▶ DATA FOR THIS TASK:

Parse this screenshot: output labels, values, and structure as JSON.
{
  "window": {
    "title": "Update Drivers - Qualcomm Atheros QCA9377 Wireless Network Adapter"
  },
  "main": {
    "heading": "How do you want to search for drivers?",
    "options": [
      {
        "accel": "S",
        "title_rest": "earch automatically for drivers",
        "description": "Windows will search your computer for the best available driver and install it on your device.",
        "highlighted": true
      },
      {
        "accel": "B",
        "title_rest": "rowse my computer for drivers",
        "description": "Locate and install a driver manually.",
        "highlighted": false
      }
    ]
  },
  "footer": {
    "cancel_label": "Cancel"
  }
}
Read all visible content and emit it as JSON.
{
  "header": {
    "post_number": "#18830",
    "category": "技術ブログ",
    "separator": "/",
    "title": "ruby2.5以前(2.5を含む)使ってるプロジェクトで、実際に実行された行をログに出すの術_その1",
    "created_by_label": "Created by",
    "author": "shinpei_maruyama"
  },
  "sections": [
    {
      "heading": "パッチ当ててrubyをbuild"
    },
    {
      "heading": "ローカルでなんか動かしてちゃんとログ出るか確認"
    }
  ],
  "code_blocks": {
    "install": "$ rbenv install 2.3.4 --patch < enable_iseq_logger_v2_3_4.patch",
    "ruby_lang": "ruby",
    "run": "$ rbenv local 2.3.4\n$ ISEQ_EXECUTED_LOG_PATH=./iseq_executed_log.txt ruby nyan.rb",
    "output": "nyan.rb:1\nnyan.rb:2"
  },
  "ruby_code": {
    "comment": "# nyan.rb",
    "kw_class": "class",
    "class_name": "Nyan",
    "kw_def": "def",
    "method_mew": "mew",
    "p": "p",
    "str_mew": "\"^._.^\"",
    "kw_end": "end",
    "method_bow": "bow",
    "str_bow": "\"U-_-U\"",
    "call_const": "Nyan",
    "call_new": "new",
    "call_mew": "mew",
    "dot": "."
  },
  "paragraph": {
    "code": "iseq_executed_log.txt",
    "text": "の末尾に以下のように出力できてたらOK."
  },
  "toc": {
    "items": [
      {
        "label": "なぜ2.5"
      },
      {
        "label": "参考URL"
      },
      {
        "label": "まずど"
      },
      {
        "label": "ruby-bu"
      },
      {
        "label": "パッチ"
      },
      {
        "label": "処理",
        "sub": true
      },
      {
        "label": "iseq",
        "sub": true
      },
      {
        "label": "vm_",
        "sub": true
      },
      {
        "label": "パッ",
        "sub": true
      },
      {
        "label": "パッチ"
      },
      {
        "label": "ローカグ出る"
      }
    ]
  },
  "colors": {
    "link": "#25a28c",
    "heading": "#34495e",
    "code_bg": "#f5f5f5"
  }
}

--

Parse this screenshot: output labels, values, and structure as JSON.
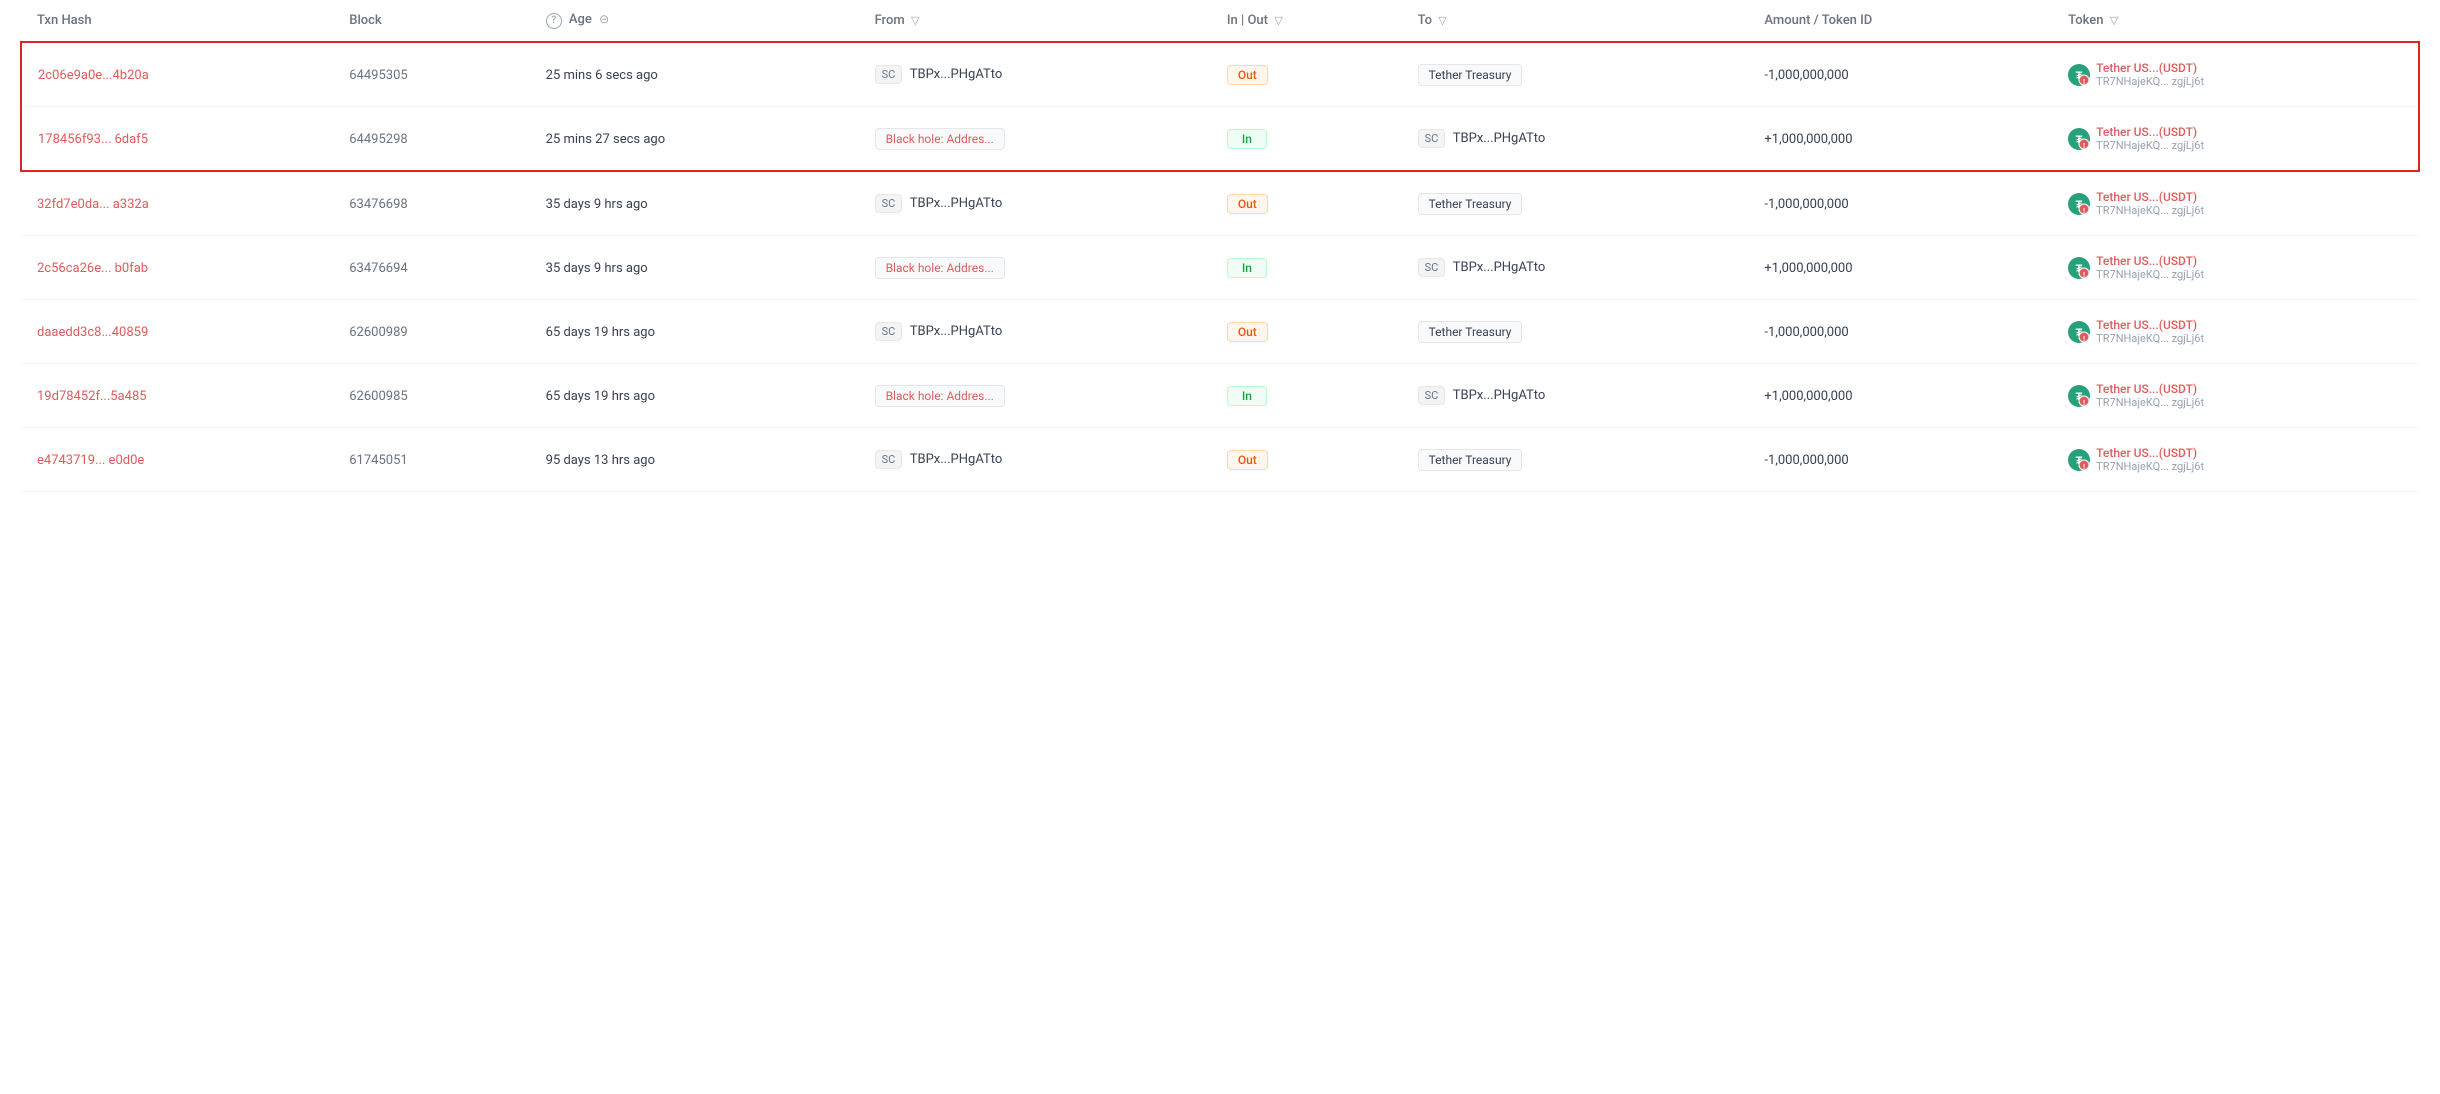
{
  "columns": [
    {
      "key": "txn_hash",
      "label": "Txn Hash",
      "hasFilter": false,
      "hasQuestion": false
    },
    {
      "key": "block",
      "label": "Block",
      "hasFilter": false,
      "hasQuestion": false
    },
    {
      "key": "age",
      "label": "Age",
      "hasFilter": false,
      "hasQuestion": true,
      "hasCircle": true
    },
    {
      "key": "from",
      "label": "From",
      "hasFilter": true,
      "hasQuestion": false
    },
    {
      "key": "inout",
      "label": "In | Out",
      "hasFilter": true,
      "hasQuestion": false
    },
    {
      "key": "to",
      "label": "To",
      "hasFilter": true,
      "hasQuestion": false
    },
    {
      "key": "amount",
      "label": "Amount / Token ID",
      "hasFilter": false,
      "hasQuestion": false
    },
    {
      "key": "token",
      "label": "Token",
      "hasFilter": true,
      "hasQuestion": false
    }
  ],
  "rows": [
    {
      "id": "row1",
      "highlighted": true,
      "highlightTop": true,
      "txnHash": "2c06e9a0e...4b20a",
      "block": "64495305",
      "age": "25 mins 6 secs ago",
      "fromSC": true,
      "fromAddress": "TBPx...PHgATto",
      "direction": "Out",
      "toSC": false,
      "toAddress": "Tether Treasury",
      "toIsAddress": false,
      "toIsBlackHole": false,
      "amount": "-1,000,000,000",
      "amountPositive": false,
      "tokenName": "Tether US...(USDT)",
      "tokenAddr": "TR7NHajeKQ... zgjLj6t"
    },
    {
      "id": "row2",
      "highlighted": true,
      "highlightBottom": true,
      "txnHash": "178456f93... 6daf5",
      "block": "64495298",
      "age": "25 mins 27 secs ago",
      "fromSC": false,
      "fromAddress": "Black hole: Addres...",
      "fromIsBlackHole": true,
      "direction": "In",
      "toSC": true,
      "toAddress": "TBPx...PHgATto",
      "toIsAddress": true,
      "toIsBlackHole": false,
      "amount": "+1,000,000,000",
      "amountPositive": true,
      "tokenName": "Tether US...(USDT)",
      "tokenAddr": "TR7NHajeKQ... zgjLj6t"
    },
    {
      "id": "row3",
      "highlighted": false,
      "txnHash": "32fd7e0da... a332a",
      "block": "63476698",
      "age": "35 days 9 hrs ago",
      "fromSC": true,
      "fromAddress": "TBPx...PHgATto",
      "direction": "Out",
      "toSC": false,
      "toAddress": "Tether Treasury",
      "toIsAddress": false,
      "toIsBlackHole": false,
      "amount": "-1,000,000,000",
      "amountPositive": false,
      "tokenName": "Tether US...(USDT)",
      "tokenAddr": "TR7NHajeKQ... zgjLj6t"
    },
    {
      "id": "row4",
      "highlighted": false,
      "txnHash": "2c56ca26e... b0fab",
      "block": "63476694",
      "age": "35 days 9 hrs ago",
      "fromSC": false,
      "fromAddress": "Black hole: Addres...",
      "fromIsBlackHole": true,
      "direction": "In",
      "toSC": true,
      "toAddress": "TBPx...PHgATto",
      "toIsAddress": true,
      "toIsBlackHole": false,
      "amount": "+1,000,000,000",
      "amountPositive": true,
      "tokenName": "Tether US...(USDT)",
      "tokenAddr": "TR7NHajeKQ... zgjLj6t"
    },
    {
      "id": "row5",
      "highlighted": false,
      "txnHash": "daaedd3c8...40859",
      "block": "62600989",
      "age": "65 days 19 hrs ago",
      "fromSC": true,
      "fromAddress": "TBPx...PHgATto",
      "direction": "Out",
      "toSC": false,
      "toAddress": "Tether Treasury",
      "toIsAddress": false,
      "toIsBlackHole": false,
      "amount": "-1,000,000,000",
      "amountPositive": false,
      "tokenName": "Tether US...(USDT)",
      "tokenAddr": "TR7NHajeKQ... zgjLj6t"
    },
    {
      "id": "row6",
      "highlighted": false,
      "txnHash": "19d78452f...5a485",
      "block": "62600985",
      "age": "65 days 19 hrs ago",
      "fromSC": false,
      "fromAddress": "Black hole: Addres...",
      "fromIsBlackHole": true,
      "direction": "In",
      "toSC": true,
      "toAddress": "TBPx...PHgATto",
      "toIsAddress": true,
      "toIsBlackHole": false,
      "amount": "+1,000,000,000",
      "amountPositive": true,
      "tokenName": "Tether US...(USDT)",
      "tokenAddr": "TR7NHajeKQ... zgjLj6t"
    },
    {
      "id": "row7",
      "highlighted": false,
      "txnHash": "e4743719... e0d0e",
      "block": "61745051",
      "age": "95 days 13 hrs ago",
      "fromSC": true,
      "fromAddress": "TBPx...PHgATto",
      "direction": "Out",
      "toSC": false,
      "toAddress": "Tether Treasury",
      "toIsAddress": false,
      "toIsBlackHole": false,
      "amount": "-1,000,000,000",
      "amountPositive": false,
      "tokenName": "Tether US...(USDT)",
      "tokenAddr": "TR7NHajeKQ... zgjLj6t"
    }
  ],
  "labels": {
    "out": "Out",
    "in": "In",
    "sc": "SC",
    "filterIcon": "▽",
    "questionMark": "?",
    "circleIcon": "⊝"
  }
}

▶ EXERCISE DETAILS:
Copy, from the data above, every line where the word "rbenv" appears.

▶ REPLY TO THE TASK:
    "install": "$ rbenv install 2.3.4 --patch < enable_iseq_logger_v2_3_4.patch",
    "run": "$ rbenv local 2.3.4\n$ ISEQ_EXECUTED_LOG_PATH=./iseq_executed_log.txt ruby nyan.rb",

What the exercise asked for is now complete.